● **Assignment**
Whenever the string "name" turns up in a line of the data below, copy that line.

---------- Source records

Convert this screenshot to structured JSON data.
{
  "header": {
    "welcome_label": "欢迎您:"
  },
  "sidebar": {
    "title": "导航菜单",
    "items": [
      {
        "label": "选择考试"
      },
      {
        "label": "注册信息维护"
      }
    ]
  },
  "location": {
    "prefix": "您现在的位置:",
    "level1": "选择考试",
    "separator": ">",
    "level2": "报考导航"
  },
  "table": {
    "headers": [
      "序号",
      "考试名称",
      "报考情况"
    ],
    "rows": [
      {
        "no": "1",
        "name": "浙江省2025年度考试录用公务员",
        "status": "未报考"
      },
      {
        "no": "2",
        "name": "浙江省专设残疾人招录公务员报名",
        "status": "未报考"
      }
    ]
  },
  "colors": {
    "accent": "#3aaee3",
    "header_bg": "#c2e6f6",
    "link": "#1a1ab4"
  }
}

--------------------

● **Response**
        "name": "浙江省2025年度考试录用公务员",
        "name": "浙江省专设残疾人招录公务员报名",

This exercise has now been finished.